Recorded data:
####
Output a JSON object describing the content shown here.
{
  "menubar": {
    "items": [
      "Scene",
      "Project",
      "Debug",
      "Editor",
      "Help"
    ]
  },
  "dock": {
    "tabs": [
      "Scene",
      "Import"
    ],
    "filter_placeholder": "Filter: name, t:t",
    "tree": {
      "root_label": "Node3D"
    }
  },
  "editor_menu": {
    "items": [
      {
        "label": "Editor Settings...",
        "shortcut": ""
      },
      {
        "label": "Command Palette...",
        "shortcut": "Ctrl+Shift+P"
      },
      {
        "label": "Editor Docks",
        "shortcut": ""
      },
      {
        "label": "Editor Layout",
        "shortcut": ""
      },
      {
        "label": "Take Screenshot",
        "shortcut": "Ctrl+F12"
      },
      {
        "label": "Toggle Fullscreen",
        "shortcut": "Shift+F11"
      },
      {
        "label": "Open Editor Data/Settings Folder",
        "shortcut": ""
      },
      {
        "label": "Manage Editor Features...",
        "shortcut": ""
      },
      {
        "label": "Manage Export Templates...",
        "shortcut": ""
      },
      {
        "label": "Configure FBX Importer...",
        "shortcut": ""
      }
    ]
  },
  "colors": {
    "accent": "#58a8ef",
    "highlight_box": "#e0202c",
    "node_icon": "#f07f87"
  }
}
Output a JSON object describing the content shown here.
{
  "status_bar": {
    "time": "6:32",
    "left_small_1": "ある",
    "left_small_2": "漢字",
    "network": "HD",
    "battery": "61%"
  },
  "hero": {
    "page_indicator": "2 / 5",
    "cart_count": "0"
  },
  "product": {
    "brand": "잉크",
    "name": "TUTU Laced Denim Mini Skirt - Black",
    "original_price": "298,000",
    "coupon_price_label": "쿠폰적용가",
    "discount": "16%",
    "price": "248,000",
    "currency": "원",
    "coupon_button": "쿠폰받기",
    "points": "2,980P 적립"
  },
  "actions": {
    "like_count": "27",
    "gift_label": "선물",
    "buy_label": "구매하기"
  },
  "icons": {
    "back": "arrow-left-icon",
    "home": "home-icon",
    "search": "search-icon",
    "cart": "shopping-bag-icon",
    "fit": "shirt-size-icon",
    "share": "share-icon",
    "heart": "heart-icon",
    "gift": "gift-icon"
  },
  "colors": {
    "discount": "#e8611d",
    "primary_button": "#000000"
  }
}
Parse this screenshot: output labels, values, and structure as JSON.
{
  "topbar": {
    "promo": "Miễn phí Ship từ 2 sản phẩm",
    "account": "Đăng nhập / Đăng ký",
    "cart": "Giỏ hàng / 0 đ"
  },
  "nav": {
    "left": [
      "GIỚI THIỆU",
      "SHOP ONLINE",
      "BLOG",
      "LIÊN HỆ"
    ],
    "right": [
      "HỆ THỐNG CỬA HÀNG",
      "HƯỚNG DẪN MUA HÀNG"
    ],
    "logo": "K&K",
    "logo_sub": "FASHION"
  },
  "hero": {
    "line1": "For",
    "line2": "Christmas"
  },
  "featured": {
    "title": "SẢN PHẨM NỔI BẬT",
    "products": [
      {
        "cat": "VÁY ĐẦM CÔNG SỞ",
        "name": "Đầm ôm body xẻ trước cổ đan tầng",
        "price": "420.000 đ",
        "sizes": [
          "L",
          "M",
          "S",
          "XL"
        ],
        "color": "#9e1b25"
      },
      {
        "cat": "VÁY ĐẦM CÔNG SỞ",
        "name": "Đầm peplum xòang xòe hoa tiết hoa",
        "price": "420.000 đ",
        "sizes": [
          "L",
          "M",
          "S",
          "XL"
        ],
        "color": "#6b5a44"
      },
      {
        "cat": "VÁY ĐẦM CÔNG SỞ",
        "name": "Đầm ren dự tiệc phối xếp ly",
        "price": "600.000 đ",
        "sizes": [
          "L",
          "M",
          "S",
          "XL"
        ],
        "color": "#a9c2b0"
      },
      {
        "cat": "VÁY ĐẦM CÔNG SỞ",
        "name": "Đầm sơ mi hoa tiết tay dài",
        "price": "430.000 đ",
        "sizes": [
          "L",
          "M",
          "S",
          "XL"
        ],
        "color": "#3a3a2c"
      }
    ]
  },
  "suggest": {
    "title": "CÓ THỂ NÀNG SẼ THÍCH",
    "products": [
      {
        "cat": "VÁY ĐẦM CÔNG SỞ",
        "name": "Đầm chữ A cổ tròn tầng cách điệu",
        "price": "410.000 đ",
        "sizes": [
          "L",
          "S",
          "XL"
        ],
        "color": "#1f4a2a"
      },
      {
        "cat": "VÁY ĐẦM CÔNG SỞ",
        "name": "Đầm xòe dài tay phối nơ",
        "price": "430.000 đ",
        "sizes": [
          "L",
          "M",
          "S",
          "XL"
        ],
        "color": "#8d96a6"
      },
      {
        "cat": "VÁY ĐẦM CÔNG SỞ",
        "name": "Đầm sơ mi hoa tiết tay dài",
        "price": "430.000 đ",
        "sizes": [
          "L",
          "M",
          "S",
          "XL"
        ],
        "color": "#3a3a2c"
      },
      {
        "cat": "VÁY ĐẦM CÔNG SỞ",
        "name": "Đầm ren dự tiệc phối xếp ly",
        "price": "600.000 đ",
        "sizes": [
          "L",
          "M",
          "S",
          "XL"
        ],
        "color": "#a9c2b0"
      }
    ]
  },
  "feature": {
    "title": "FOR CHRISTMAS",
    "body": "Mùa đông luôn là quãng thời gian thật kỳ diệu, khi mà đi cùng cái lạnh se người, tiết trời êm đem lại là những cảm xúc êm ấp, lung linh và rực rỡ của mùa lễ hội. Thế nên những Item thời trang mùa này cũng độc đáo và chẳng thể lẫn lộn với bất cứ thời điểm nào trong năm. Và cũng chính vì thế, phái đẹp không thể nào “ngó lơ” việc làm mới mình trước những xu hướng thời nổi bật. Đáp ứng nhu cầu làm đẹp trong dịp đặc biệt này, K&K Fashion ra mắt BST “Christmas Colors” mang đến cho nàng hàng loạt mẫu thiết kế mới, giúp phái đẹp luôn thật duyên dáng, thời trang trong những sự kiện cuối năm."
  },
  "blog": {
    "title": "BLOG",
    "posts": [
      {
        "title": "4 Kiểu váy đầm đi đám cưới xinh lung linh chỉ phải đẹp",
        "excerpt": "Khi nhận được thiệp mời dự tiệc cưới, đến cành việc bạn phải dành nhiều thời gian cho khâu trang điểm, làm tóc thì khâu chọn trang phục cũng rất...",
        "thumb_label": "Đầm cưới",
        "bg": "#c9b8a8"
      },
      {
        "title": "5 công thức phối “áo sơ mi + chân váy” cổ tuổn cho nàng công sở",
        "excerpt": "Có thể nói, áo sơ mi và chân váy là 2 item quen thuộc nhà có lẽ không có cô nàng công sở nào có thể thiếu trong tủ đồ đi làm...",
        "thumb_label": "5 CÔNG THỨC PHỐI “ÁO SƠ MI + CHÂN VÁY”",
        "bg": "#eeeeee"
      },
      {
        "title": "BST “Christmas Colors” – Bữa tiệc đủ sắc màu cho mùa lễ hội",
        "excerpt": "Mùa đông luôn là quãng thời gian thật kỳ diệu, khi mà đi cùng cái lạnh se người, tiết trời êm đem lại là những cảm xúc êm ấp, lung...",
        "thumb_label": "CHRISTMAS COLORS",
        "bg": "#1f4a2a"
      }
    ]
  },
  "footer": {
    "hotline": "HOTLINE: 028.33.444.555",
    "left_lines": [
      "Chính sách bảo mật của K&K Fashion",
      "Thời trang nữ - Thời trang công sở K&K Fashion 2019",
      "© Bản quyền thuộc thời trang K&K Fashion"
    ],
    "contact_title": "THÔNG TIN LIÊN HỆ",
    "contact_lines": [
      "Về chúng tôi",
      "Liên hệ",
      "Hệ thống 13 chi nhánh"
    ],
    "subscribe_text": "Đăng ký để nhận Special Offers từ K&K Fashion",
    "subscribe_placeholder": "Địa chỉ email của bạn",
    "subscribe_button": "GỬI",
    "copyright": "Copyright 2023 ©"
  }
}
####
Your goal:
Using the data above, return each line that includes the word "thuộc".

Your solution:
        "excerpt": "Có thể nói, áo sơ mi và chân váy là 2 item quen thuộc nhà có lẽ không có cô nàng công sở nào có thể thiếu trong tủ đồ đi làm...",
      "© Bản quyền thuộc thời trang K&K Fashion"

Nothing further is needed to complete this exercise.